Entries from a dataset of interfaces

※ ※ ※

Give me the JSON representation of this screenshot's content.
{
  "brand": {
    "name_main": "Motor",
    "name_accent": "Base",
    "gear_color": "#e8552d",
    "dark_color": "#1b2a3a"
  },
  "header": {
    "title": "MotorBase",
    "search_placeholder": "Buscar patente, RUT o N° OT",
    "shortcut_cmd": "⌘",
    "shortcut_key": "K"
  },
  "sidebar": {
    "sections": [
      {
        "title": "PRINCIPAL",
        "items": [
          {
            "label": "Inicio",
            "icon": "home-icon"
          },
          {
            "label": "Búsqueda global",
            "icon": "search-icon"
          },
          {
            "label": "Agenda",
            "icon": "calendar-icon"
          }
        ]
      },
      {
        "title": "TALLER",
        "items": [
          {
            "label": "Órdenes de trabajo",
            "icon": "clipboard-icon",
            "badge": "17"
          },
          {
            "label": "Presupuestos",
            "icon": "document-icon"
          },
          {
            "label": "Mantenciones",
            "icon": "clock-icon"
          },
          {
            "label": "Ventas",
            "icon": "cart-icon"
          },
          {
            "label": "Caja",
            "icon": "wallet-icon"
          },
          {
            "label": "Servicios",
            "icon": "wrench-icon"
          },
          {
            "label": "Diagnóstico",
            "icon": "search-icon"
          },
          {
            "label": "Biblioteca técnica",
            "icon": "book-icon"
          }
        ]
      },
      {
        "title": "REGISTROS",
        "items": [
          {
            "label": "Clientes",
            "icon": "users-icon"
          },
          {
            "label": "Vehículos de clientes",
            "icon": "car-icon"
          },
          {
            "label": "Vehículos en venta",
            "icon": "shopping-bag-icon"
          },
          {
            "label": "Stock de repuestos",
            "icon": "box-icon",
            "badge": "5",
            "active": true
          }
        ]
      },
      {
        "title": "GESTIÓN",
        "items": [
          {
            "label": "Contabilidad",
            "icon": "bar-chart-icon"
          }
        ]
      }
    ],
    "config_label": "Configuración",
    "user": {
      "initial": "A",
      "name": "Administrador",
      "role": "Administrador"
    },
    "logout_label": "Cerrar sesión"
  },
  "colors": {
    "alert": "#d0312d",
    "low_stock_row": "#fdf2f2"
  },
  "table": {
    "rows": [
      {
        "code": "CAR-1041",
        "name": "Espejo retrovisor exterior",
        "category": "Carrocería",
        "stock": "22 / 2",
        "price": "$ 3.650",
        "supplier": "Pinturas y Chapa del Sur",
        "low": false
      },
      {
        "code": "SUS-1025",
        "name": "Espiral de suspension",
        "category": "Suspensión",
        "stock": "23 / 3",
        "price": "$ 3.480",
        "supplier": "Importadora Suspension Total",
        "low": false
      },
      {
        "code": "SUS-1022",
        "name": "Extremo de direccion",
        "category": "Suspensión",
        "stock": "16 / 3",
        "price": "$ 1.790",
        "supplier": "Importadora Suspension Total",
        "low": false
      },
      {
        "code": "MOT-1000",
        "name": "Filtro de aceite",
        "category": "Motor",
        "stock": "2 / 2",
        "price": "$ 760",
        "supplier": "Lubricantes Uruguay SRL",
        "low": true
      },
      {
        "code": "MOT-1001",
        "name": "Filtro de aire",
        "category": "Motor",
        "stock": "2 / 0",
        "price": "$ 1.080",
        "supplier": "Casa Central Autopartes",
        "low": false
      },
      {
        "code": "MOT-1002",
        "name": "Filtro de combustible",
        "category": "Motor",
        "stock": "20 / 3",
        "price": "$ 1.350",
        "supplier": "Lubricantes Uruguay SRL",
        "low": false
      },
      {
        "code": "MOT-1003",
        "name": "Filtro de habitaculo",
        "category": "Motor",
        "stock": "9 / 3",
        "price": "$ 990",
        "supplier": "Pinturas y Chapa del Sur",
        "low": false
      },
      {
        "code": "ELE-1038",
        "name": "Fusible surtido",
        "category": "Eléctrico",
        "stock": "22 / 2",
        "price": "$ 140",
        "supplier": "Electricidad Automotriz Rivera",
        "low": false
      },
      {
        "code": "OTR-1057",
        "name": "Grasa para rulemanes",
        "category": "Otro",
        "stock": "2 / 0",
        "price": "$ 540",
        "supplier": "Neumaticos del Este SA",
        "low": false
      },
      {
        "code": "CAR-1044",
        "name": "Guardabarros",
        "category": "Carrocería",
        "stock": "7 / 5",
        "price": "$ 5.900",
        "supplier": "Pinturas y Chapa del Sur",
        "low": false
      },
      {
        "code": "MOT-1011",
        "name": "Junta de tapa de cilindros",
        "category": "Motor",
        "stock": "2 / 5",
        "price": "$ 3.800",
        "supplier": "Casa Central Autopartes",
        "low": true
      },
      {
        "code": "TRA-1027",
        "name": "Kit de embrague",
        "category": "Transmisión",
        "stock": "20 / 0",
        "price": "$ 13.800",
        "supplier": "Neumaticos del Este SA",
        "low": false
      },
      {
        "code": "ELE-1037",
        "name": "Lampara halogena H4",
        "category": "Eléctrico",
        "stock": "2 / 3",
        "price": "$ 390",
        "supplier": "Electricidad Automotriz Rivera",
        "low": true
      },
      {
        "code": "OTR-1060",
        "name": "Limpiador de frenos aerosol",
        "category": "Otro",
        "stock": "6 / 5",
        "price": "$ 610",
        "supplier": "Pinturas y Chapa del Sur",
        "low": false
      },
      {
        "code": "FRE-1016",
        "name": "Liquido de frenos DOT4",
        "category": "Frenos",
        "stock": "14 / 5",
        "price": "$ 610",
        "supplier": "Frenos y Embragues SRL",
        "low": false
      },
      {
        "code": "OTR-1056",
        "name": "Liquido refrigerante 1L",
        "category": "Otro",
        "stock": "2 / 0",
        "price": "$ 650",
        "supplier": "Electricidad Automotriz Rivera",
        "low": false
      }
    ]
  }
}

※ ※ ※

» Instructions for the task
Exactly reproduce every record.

» Task response
Give me the JSON representation of this screenshot's content.
{
  "brand": {
    "name_main": "Motor",
    "name_accent": "Base",
    "gear_color": "#e8552d",
    "dark_color": "#1b2a3a"
  },
  "header": {
    "title": "MotorBase",
    "search_placeholder": "Buscar patente, RUT o N° OT",
    "shortcut_cmd": "⌘",
    "shortcut_key": "K"
  },
  "sidebar": {
    "sections": [
      {
        "title": "PRINCIPAL",
        "items": [
          {
            "label": "Inicio",
            "icon": "home-icon"
          },
          {
            "label": "Búsqueda global",
            "icon": "search-icon"
          },
          {
            "label": "Agenda",
            "icon": "calendar-icon"
          }
        ]
      },
      {
        "title": "TALLER",
        "items": [
          {
            "label": "Órdenes de trabajo",
            "icon": "clipboard-icon",
            "badge": "17"
          },
          {
            "label": "Presupuestos",
            "icon": "document-icon"
          },
          {
            "label": "Mantenciones",
            "icon": "clock-icon"
          },
          {
            "label": "Ventas",
            "icon": "cart-icon"
          },
          {
            "label": "Caja",
            "icon": "wallet-icon"
          },
          {
            "label": "Servicios",
            "icon": "wrench-icon"
          },
          {
            "label": "Diagnóstico",
            "icon": "search-icon"
          },
          {
            "label": "Biblioteca técnica",
            "icon": "book-icon"
          }
        ]
      },
      {
        "title": "REGISTROS",
        "items": [
          {
            "label": "Clientes",
            "icon": "users-icon"
          },
          {
            "label": "Vehículos de clientes",
            "icon": "car-icon"
          },
          {
            "label": "Vehículos en venta",
            "icon": "shopping-bag-icon"
          },
          {
            "label": "Stock de repuestos",
            "icon": "box-icon",
            "badge": "5",
            "active": true
          }
        ]
      },
      {
        "title": "GESTIÓN",
        "items": [
          {
            "label": "Contabilidad",
            "icon": "bar-chart-icon"
          }
        ]
      }
    ],
    "config_label": "Configuración",
    "user": {
      "initial": "A",
      "name": "Administrador",
      "role": "Administrador"
    },
    "logout_label": "Cerrar sesión"
  },
  "colors": {
    "alert": "#d0312d",
    "low_stock_row": "#fdf2f2"
  },
  "table": {
    "rows": [
      {
        "code": "CAR-1041",
        "name": "Espejo retrovisor exterior",
        "category": "Carrocería",
        "stock": "22 / 2",
        "price": "$ 3.650",
        "supplier": "Pinturas y Chapa del Sur",
        "low": false
      },
      {
        "code": "SUS-1025",
        "name": "Espiral de suspension",
        "category": "Suspensión",
        "stock": "23 / 3",
        "price": "$ 3.480",
        "supplier": "Importadora Suspension Total",
        "low": false
      },
      {
        "code": "SUS-1022",
        "name": "Extremo de direccion",
        "category": "Suspensión",
        "stock": "16 / 3",
        "price": "$ 1.790",
        "supplier": "Importadora Suspension Total",
        "low": false
      },
      {
        "code": "MOT-1000",
        "name": "Filtro de aceite",
        "category": "Motor",
        "stock": "2 / 2",
        "price": "$ 760",
        "supplier": "Lubricantes Uruguay SRL",
        "low": true
      },
      {
        "code": "MOT-1001",
        "name": "Filtro de aire",
        "category": "Motor",
        "stock": "2 / 0",
        "price": "$ 1.080",
        "supplier": "Casa Central Autopartes",
        "low": false
      },
      {
        "code": "MOT-1002",
        "name": "Filtro de combustible",
        "category": "Motor",
        "stock": "20 / 3",
        "price": "$ 1.350",
        "supplier": "Lubricantes Uruguay SRL",
        "low": false
      },
      {
        "code": "MOT-1003",
        "name": "Filtro de habitaculo",
        "category": "Motor",
        "stock": "9 / 3",
        "price": "$ 990",
        "supplier": "Pinturas y Chapa del Sur",
        "low": false
      },
      {
        "code": "ELE-1038",
        "name": "Fusible surtido",
        "category": "Eléctrico",
        "stock": "22 / 2",
        "price": "$ 140",
        "supplier": "Electricidad Automotriz Rivera",
        "low": false
      },
      {
        "code": "OTR-1057",
        "name": "Grasa para rulemanes",
        "category": "Otro",
        "stock": "2 / 0",
        "price": "$ 540",
        "supplier": "Neumaticos del Este SA",
        "low": false
      },
      {
        "code": "CAR-1044",
        "name": "Guardabarros",
        "category": "Carrocería",
        "stock": "7 / 5",
        "price": "$ 5.900",
        "supplier": "Pinturas y Chapa del Sur",
        "low": false
      },
      {
        "code": "MOT-1011",
        "name": "Junta de tapa de cilindros",
        "category": "Motor",
        "stock": "2 / 5",
        "price": "$ 3.800",
        "supplier": "Casa Central Autopartes",
        "low": true
      },
      {
        "code": "TRA-1027",
        "name": "Kit de embrague",
        "category": "Transmisión",
        "stock": "20 / 0",
        "price": "$ 13.800",
        "supplier": "Neumaticos del Este SA",
        "low": false
      },
      {
        "code": "ELE-1037",
        "name": "Lampara halogena H4",
        "category": "Eléctrico",
        "stock": "2 / 3",
        "price": "$ 390",
        "supplier": "Electricidad Automotriz Rivera",
        "low": true
      },
      {
        "code": "OTR-1060",
        "name": "Limpiador de frenos aerosol",
        "category": "Otro",
        "stock": "6 / 5",
        "price": "$ 610",
        "supplier": "Pinturas y Chapa del Sur",
        "low": false
      },
      {
        "code": "FRE-1016",
        "name": "Liquido de frenos DOT4",
        "category": "Frenos",
        "stock": "14 / 5",
        "price": "$ 610",
        "supplier": "Frenos y Embragues SRL",
        "low": false
      },
      {
        "code": "OTR-1056",
        "name": "Liquido refrigerante 1L",
        "category": "Otro",
        "stock": "2 / 0",
        "price": "$ 650",
        "supplier": "Electricidad Automotriz Rivera",
        "low": false
      }
    ]
  }
}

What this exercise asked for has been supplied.